Return all the entries. Match them word for word.

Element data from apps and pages

Start of Block

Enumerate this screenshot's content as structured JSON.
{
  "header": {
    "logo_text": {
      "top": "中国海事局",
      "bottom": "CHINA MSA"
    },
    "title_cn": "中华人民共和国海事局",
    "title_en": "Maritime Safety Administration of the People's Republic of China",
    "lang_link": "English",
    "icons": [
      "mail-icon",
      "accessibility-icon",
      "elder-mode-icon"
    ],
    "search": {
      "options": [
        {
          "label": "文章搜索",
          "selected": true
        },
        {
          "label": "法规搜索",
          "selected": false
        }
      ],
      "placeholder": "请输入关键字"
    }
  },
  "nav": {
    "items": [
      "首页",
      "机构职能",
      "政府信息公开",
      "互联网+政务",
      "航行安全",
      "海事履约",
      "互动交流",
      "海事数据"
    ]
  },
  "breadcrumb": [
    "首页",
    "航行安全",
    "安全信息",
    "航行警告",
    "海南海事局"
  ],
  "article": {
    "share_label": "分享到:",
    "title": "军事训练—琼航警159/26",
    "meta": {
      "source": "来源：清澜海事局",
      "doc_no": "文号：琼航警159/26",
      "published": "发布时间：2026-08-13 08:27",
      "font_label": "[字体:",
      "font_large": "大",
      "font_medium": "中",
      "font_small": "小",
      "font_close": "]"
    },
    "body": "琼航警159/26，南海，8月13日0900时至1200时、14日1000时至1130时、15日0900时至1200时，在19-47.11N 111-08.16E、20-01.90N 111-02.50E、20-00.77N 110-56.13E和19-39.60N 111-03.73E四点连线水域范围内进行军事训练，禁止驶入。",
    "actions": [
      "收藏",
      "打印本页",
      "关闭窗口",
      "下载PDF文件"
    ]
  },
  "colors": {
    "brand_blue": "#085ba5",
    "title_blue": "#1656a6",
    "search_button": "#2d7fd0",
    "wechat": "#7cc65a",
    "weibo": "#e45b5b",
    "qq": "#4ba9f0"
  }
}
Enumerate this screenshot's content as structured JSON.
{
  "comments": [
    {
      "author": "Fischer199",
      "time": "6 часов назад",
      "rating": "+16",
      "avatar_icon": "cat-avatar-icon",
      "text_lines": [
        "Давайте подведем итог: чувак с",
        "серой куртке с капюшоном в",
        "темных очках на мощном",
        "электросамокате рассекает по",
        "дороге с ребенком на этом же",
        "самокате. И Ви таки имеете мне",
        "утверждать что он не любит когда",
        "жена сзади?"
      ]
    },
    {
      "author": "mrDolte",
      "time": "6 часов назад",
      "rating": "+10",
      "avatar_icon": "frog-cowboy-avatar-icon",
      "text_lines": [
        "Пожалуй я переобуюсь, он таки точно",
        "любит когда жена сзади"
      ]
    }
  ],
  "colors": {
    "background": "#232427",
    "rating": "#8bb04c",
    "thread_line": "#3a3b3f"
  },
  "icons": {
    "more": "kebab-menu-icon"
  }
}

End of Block

TASK RESULT:
Enumerate this screenshot's content as structured JSON.
{
  "header": {
    "logo_text": {
      "top": "中国海事局",
      "bottom": "CHINA MSA"
    },
    "title_cn": "中华人民共和国海事局",
    "title_en": "Maritime Safety Administration of the People's Republic of China",
    "lang_link": "English",
    "icons": [
      "mail-icon",
      "accessibility-icon",
      "elder-mode-icon"
    ],
    "search": {
      "options": [
        {
          "label": "文章搜索",
          "selected": true
        },
        {
          "label": "法规搜索",
          "selected": false
        }
      ],
      "placeholder": "请输入关键字"
    }
  },
  "nav": {
    "items": [
      "首页",
      "机构职能",
      "政府信息公开",
      "互联网+政务",
      "航行安全",
      "海事履约",
      "互动交流",
      "海事数据"
    ]
  },
  "breadcrumb": [
    "首页",
    "航行安全",
    "安全信息",
    "航行警告",
    "海南海事局"
  ],
  "article": {
    "share_label": "分享到:",
    "title": "军事训练—琼航警159/26",
    "meta": {
      "source": "来源：清澜海事局",
      "doc_no": "文号：琼航警159/26",
      "published": "发布时间：2026-08-13 08:27",
      "font_label": "[字体:",
      "font_large": "大",
      "font_medium": "中",
      "font_small": "小",
      "font_close": "]"
    },
    "body": "琼航警159/26，南海，8月13日0900时至1200时、14日1000时至1130时、15日0900时至1200时，在19-47.11N 111-08.16E、20-01.90N 111-02.50E、20-00.77N 110-56.13E和19-39.60N 111-03.73E四点连线水域范围内进行军事训练，禁止驶入。",
    "actions": [
      "收藏",
      "打印本页",
      "关闭窗口",
      "下载PDF文件"
    ]
  },
  "colors": {
    "brand_blue": "#085ba5",
    "title_blue": "#1656a6",
    "search_button": "#2d7fd0",
    "wechat": "#7cc65a",
    "weibo": "#e45b5b",
    "qq": "#4ba9f0"
  }
}
Enumerate this screenshot's content as structured JSON.
{
  "comments": [
    {
      "author": "Fischer199",
      "time": "6 часов назад",
      "rating": "+16",
      "avatar_icon": "cat-avatar-icon",
      "text_lines": [
        "Давайте подведем итог: чувак с",
        "серой куртке с капюшоном в",
        "темных очках на мощном",
        "электросамокате рассекает по",
        "дороге с ребенком на этом же",
        "самокате. И Ви таки имеете мне",
        "утверждать что он не любит когда",
        "жена сзади?"
      ]
    },
    {
      "author": "mrDolte",
      "time": "6 часов назад",
      "rating": "+10",
      "avatar_icon": "frog-cowboy-avatar-icon",
      "text_lines": [
        "Пожалуй я переобуюсь, он таки точно",
        "любит когда жена сзади"
      ]
    }
  ],
  "colors": {
    "background": "#232427",
    "rating": "#8bb04c",
    "thread_line": "#3a3b3f"
  },
  "icons": {
    "more": "kebab-menu-icon"
  }
}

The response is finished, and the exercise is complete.